But McGivney and her colleagues find the work uplifting. “Families are so grateful [to you] for providing such a beautiful passing for their pet, and such a positive end-of-life experience,” she said. “It’s rewarding because you’re really able to foster that human-animal bond.” She said she’s never seen that bond expressed more profoundly than the last goodbyes between a family and their pet who, as far as the family’s concerned, is a family member.  

McGivney added that oftentimes, those pets don’t have the quality of life they enjoyed previously, “So making sure that you’re giving them a seamless and smooth and painless goodbye is also rewarding.” 

And she points out that EOLC accreditation is about much more than just euthanasia. As the name implies, it’s about care as well, including in-home hospice and palliative care, two services that Caring Pathways provides in addition to in-home euthanasia. 

“If a family isn’t ready to say goodbye to the pet or they’re in a place where they don’t necessarily want to continue pursuing expensive diagnostics or therapies, but they want to keep their pet as comfortable as possible, that’s oftentimes when we’ll come in and do a home evaluation.” That involves analyzing the environment and making recommendations on how the pet might be able to get around more easily, or how to keep them more comfortable. “But we’re not typically called in until the pets are at that stage.”  

McGivney said that a lot of their business comes from referrals from general-practice veterinarians: “They ask us to take over the care for these end-of-life patients and of course when clients ask them to do at-home euthanasia, which most hospitals don’t do.”  

She said the role Caring Pathways plays in hospice care really depends on the pet and how sick they are. “A big part of [what we do] is advising the family on how to provide the care the pet’s going to need to be as comfortable as possible. We’re the ones who create the treatment plan and partner with the family in making sure that the plan can be carried out. “ 

For instance, the primary veterinarian might recommend daily subcutaneous fluids and for some reason the family’s not able to comply. “We’d come back to the home regularly to help with that.” 

AAHA Practice Consultant Margaret Spalletta, who helped shepherd Caring Pathway through the new accreditation process, told NEWStat, “This was a wonderful new learning opportunity for both of us and our goal moving forward is to continue to shine light on this important aspect of patient care and create a positive experience for everyone involved—pet owners, practices, and patients.” 

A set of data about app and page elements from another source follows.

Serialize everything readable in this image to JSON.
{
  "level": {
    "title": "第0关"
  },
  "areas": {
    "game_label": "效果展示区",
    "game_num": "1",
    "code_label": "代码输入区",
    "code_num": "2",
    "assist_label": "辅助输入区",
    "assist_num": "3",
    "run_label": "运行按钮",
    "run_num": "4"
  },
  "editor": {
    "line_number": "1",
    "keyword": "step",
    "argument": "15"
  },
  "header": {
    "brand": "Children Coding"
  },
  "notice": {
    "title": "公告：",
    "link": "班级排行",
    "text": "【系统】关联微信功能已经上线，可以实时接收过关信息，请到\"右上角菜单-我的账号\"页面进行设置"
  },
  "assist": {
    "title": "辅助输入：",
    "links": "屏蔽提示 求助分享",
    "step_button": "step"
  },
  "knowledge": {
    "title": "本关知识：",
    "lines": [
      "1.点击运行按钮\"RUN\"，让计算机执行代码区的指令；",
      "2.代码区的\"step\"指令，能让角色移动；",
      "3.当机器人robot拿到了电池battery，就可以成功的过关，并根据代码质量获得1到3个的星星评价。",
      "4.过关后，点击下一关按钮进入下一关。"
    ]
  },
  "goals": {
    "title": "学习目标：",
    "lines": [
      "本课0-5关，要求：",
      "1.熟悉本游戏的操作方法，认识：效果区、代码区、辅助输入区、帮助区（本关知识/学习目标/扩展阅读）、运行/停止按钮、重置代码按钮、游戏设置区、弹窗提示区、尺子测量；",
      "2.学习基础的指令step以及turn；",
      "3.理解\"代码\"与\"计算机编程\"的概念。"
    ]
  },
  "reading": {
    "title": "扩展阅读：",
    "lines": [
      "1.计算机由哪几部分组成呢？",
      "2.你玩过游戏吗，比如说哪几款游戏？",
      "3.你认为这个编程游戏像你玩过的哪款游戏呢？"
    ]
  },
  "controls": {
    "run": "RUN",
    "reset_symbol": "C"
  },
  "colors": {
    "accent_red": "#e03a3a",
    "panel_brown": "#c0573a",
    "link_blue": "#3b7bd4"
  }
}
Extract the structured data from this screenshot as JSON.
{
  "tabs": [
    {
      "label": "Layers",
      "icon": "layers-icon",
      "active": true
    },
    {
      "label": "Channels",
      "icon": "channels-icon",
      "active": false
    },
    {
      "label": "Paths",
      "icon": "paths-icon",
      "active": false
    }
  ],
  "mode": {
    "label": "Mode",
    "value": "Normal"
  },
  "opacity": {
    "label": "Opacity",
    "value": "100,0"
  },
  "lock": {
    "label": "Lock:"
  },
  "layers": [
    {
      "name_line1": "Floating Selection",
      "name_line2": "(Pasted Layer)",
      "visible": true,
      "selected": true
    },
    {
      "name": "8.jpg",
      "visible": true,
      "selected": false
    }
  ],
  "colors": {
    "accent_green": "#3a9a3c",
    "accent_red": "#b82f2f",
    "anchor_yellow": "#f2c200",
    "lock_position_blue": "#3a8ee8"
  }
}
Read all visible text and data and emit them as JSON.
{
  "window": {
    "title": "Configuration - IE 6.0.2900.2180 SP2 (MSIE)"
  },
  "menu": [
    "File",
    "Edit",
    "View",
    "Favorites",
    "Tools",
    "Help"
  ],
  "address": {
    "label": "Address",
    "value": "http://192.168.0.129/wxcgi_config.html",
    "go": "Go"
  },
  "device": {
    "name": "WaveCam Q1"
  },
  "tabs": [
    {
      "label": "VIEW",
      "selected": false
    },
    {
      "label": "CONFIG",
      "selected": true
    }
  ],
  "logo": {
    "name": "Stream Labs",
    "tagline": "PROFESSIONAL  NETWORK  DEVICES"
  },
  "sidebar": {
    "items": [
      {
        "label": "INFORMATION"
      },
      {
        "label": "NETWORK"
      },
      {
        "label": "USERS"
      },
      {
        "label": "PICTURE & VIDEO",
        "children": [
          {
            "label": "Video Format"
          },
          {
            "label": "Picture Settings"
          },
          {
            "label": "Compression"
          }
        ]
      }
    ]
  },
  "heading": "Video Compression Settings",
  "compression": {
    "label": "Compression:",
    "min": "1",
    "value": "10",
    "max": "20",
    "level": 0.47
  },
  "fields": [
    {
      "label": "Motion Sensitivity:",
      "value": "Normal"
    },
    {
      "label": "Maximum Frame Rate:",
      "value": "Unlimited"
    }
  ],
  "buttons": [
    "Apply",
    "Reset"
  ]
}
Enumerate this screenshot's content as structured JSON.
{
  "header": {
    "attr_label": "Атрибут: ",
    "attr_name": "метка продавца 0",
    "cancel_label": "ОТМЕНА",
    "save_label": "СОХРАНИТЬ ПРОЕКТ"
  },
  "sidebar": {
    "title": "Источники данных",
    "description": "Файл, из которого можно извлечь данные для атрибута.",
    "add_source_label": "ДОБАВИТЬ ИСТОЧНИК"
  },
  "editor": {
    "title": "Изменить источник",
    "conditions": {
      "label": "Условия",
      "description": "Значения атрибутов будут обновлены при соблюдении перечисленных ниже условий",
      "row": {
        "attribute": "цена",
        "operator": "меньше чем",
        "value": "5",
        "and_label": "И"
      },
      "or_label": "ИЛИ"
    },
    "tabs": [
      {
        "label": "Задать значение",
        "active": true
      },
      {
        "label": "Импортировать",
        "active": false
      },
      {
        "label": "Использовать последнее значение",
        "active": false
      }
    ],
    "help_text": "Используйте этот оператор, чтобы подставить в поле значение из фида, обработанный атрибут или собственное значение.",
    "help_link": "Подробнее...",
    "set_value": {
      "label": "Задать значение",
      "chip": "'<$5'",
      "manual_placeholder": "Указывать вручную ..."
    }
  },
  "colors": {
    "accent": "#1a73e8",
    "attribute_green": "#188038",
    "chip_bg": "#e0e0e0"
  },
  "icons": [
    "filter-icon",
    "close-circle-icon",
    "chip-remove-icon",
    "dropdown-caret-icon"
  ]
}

Caring Pathways currently employs 20 mobile veterinarians in Colorado. McGivney concedes that end-of-life care isn’t the right choice for many veterinarians, but some take to it: “Vets who maybe aren’t in love with day-to-day clinical practice any longer, but who really do enjoy supporting families and their pets, and really fostering that human-animal bond.”  

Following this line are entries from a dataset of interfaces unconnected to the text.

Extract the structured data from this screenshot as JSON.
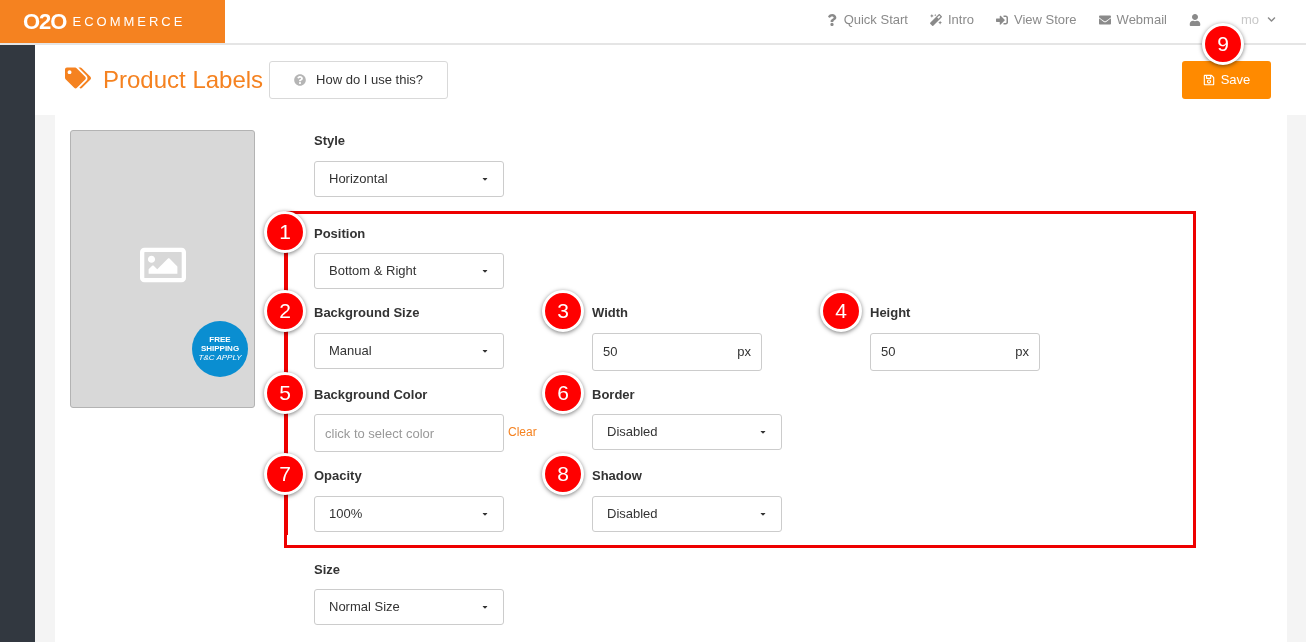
{
  "brand": {
    "mark": "O2O",
    "name": "ECOMMERCE"
  },
  "top_nav": [
    {
      "kind": "help",
      "label": "Quick Start"
    },
    {
      "kind": "wand",
      "label": "Intro"
    },
    {
      "kind": "signin",
      "label": "View Store"
    },
    {
      "kind": "mail",
      "label": "Webmail"
    },
    {
      "kind": "user",
      "label": "mo"
    }
  ],
  "header": {
    "title": "Product Labels",
    "help_button": "How do I use this?",
    "save_button": "Save",
    "save_badge": "9"
  },
  "preview": {
    "sticker": [
      "FREE",
      "SHIPPING",
      "T&C APPLY"
    ]
  },
  "style_field": {
    "kind": "select",
    "label": "Style",
    "value": "Horizontal"
  },
  "highlighted_rows": [
    [
      {
        "kind": "select",
        "badge": "1",
        "label": "Position",
        "value": "Bottom & Right"
      }
    ],
    [
      {
        "kind": "select",
        "badge": "2",
        "label": "Background Size",
        "value": "Manual"
      },
      {
        "kind": "unit",
        "badge": "3",
        "label": "Width",
        "value": "50",
        "unit": "px"
      },
      {
        "kind": "unit",
        "badge": "4",
        "label": "Height",
        "value": "50",
        "unit": "px"
      }
    ],
    [
      {
        "kind": "color",
        "badge": "5",
        "label": "Background Color",
        "placeholder": "click to select color",
        "action": "Clear"
      },
      {
        "kind": "select",
        "badge": "6",
        "label": "Border",
        "value": "Disabled"
      }
    ],
    [
      {
        "kind": "select",
        "badge": "7",
        "label": "Opacity",
        "value": "100%"
      },
      {
        "kind": "select",
        "badge": "8",
        "label": "Shadow",
        "value": "Disabled"
      }
    ]
  ],
  "size_field": {
    "kind": "select",
    "label": "Size",
    "value": "Normal Size"
  }
}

McGivney said that AAHA EOLC accreditation “really is something special. I feel very, very proud—and the rest of the team does as well—to be the first AAHA-accredited End-of-Life Care practice. We strive for excellence and try to set the bar really high for ourselves, but we just feel like having this accreditation really helps to set us apart.”  

Find out more about AAHA’s EOLC accreditation here

Photo credit: © sanjagrujic/iStock/Getty Images Plus via Getty Images 

AAHA initiatives NEWStat AAHA Initiatives Standards